- [EXERCISE]: Take the records below and copy them exactly.

[Dataset rows for apps and sites]

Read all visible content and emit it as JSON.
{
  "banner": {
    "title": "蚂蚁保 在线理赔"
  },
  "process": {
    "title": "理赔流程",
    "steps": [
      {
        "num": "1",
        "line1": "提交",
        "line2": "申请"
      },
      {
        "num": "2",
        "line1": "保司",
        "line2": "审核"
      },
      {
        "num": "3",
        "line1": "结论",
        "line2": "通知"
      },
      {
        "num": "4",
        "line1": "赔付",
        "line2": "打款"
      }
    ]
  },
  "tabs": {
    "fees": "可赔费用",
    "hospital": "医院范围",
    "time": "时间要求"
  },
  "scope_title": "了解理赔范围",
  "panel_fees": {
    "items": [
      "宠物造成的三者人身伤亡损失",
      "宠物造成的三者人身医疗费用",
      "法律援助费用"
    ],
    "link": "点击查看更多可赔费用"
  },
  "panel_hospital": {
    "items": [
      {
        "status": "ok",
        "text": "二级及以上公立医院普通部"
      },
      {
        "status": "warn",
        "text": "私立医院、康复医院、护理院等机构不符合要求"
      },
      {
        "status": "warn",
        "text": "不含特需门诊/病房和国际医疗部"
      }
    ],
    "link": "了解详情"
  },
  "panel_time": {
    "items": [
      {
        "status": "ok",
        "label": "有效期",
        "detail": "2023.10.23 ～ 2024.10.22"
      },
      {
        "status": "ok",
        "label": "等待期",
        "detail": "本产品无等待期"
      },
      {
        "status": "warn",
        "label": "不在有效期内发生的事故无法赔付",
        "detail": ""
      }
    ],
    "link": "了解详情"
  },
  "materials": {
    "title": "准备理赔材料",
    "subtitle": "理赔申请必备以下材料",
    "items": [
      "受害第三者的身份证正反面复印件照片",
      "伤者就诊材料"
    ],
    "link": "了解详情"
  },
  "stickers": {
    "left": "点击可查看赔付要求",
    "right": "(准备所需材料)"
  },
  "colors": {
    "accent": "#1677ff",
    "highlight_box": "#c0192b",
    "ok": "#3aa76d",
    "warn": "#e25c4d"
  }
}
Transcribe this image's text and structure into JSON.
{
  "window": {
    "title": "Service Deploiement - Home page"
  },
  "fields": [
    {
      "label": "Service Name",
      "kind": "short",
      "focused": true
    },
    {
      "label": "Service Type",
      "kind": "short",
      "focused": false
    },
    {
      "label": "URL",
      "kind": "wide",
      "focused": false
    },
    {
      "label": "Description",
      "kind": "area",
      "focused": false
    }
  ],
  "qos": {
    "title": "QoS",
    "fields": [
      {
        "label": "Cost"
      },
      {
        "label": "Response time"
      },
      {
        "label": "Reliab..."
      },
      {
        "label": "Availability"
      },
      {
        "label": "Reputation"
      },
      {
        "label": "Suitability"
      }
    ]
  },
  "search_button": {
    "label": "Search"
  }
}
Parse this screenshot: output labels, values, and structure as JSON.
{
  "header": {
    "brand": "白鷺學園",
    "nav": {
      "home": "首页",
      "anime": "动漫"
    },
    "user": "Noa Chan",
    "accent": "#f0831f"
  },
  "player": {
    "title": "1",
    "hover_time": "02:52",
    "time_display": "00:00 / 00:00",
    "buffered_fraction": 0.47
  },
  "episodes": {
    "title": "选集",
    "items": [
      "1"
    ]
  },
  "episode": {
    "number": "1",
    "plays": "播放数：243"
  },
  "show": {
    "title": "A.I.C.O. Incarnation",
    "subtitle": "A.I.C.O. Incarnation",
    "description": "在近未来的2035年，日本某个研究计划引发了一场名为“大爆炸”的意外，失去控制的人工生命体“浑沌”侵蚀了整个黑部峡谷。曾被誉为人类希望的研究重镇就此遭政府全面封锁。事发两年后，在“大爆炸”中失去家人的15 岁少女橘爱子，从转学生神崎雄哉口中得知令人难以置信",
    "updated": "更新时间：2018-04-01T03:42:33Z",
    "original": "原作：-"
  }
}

- [TASK RESULT]:
Read all visible content and emit it as JSON.
{
  "banner": {
    "title": "蚂蚁保 在线理赔"
  },
  "process": {
    "title": "理赔流程",
    "steps": [
      {
        "num": "1",
        "line1": "提交",
        "line2": "申请"
      },
      {
        "num": "2",
        "line1": "保司",
        "line2": "审核"
      },
      {
        "num": "3",
        "line1": "结论",
        "line2": "通知"
      },
      {
        "num": "4",
        "line1": "赔付",
        "line2": "打款"
      }
    ]
  },
  "tabs": {
    "fees": "可赔费用",
    "hospital": "医院范围",
    "time": "时间要求"
  },
  "scope_title": "了解理赔范围",
  "panel_fees": {
    "items": [
      "宠物造成的三者人身伤亡损失",
      "宠物造成的三者人身医疗费用",
      "法律援助费用"
    ],
    "link": "点击查看更多可赔费用"
  },
  "panel_hospital": {
    "items": [
      {
        "status": "ok",
        "text": "二级及以上公立医院普通部"
      },
      {
        "status": "warn",
        "text": "私立医院、康复医院、护理院等机构不符合要求"
      },
      {
        "status": "warn",
        "text": "不含特需门诊/病房和国际医疗部"
      }
    ],
    "link": "了解详情"
  },
  "panel_time": {
    "items": [
      {
        "status": "ok",
        "label": "有效期",
        "detail": "2023.10.23 ～ 2024.10.22"
      },
      {
        "status": "ok",
        "label": "等待期",
        "detail": "本产品无等待期"
      },
      {
        "status": "warn",
        "label": "不在有效期内发生的事故无法赔付",
        "detail": ""
      }
    ],
    "link": "了解详情"
  },
  "materials": {
    "title": "准备理赔材料",
    "subtitle": "理赔申请必备以下材料",
    "items": [
      "受害第三者的身份证正反面复印件照片",
      "伤者就诊材料"
    ],
    "link": "了解详情"
  },
  "stickers": {
    "left": "点击可查看赔付要求",
    "right": "(准备所需材料)"
  },
  "colors": {
    "accent": "#1677ff",
    "highlight_box": "#c0192b",
    "ok": "#3aa76d",
    "warn": "#e25c4d"
  }
}
Transcribe this image's text and structure into JSON.
{
  "window": {
    "title": "Service Deploiement - Home page"
  },
  "fields": [
    {
      "label": "Service Name",
      "kind": "short",
      "focused": true
    },
    {
      "label": "Service Type",
      "kind": "short",
      "focused": false
    },
    {
      "label": "URL",
      "kind": "wide",
      "focused": false
    },
    {
      "label": "Description",
      "kind": "area",
      "focused": false
    }
  ],
  "qos": {
    "title": "QoS",
    "fields": [
      {
        "label": "Cost"
      },
      {
        "label": "Response time"
      },
      {
        "label": "Reliab..."
      },
      {
        "label": "Availability"
      },
      {
        "label": "Reputation"
      },
      {
        "label": "Suitability"
      }
    ]
  },
  "search_button": {
    "label": "Search"
  }
}
Parse this screenshot: output labels, values, and structure as JSON.
{
  "header": {
    "brand": "白鷺學園",
    "nav": {
      "home": "首页",
      "anime": "动漫"
    },
    "user": "Noa Chan",
    "accent": "#f0831f"
  },
  "player": {
    "title": "1",
    "hover_time": "02:52",
    "time_display": "00:00 / 00:00",
    "buffered_fraction": 0.47
  },
  "episodes": {
    "title": "选集",
    "items": [
      "1"
    ]
  },
  "episode": {
    "number": "1",
    "plays": "播放数：243"
  },
  "show": {
    "title": "A.I.C.O. Incarnation",
    "subtitle": "A.I.C.O. Incarnation",
    "description": "在近未来的2035年，日本某个研究计划引发了一场名为“大爆炸”的意外，失去控制的人工生命体“浑沌”侵蚀了整个黑部峡谷。曾被誉为人类希望的研究重镇就此遭政府全面封锁。事发两年后，在“大爆炸”中失去家人的15 岁少女橘爱子，从转学生神崎雄哉口中得知令人难以置信",
    "updated": "更新时间：2018-04-01T03:42:33Z",
    "original": "原作：-"
  }
}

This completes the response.